__ABOUT THIS EXERCISE__:
Wherever a line in the data below holds "screenshot", copy that line.

__RECORDS FOR THIS TASK__:
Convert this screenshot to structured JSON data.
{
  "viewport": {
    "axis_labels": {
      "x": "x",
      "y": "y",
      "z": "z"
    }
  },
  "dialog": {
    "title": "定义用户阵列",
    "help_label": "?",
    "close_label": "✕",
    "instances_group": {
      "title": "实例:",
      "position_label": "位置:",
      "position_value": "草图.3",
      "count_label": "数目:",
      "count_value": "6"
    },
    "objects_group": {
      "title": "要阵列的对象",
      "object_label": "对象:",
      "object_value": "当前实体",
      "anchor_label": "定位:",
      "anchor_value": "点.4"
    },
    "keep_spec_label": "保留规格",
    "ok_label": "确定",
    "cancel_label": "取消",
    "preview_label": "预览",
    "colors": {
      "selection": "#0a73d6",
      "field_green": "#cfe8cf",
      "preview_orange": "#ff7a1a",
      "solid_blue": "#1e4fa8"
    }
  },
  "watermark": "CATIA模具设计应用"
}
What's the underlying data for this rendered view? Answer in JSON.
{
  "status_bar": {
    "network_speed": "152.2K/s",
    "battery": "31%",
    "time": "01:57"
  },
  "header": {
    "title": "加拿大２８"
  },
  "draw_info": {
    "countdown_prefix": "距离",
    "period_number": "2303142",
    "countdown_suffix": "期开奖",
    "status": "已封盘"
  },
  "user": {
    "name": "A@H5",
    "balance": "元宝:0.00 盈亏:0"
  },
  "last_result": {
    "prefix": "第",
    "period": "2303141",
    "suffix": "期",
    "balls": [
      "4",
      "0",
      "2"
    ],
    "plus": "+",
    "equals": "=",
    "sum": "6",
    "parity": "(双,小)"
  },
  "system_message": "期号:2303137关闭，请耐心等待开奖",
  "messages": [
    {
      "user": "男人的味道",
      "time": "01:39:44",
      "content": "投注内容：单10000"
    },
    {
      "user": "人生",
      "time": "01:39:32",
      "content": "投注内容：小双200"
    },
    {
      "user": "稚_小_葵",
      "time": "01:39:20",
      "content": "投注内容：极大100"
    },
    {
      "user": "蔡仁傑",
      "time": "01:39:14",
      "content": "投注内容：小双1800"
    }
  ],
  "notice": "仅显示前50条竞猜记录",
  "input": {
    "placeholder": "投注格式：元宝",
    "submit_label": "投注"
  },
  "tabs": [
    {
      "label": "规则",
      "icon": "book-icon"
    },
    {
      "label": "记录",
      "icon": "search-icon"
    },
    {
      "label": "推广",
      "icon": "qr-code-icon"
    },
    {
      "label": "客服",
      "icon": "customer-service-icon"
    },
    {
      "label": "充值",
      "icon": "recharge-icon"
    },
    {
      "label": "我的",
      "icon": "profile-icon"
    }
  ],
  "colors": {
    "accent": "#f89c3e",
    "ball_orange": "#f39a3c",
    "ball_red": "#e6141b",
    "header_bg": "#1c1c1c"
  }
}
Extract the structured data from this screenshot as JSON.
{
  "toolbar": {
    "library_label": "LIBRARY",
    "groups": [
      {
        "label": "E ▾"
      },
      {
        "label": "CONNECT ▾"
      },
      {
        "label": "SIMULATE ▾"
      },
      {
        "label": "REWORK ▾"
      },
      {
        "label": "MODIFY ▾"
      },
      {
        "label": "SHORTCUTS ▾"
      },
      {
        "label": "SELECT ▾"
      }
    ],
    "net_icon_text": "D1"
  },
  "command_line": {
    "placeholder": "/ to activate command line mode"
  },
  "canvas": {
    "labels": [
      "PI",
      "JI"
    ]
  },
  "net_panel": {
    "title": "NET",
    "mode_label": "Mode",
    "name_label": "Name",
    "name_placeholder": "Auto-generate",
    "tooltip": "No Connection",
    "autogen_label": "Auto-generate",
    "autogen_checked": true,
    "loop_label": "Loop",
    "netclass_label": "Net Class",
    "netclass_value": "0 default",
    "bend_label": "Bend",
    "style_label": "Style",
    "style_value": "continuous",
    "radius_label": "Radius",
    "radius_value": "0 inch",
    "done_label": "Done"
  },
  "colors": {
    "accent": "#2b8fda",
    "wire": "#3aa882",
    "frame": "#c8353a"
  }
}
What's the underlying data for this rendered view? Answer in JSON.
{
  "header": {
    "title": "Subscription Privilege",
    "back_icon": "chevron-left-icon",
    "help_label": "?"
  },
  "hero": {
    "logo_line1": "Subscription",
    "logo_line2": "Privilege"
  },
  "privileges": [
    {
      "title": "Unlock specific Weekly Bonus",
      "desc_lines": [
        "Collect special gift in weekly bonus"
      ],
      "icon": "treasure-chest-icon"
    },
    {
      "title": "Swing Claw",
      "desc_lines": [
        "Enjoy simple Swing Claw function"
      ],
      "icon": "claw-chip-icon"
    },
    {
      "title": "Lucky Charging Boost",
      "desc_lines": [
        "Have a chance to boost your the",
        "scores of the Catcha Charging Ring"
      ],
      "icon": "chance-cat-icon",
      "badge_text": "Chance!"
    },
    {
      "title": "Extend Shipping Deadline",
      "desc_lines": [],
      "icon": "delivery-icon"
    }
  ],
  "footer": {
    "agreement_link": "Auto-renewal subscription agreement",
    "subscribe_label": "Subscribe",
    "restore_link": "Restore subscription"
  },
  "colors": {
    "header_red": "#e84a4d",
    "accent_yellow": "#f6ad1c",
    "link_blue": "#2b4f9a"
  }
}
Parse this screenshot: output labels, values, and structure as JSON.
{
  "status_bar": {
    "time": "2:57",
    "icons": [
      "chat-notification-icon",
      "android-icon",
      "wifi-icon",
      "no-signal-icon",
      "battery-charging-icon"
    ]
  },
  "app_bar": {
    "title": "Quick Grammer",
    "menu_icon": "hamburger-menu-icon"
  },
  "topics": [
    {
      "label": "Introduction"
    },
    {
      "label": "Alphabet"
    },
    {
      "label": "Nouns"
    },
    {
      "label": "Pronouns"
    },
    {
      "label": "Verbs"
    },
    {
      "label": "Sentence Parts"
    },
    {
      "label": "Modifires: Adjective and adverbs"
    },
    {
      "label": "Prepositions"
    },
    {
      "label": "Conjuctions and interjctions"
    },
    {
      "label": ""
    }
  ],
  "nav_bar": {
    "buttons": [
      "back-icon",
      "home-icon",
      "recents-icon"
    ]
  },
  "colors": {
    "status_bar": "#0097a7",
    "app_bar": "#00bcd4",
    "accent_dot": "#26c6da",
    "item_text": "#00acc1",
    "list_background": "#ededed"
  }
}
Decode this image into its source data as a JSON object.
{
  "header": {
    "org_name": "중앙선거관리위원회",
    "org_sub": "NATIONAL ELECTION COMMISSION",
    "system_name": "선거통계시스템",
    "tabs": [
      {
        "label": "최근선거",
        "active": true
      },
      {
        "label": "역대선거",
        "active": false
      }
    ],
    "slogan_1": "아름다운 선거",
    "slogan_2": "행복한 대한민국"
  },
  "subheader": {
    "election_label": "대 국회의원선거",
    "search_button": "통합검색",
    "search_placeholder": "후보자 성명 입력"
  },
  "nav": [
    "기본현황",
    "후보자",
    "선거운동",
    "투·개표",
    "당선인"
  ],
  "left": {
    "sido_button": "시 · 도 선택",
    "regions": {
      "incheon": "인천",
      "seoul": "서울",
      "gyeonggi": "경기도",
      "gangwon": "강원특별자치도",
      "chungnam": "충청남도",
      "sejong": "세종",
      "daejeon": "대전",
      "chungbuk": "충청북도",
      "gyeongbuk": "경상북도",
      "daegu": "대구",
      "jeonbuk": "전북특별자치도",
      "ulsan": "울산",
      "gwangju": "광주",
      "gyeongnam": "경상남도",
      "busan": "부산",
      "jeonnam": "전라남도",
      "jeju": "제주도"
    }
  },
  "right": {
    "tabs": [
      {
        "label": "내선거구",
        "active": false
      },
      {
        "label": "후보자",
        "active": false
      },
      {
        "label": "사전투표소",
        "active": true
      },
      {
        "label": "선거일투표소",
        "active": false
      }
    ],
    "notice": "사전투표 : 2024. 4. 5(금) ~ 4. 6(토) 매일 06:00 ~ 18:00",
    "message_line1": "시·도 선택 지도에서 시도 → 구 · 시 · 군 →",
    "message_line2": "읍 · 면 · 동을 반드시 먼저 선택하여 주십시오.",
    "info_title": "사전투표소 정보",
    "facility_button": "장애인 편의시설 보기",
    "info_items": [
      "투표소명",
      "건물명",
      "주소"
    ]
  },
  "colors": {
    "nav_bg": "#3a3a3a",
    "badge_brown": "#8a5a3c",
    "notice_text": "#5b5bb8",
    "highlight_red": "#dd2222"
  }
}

__RESULT OF THIS TASK__:
Convert this screenshot to structured JSON data.
Extract the structured data from this screenshot as JSON.
Parse this screenshot: output labels, values, and structure as JSON.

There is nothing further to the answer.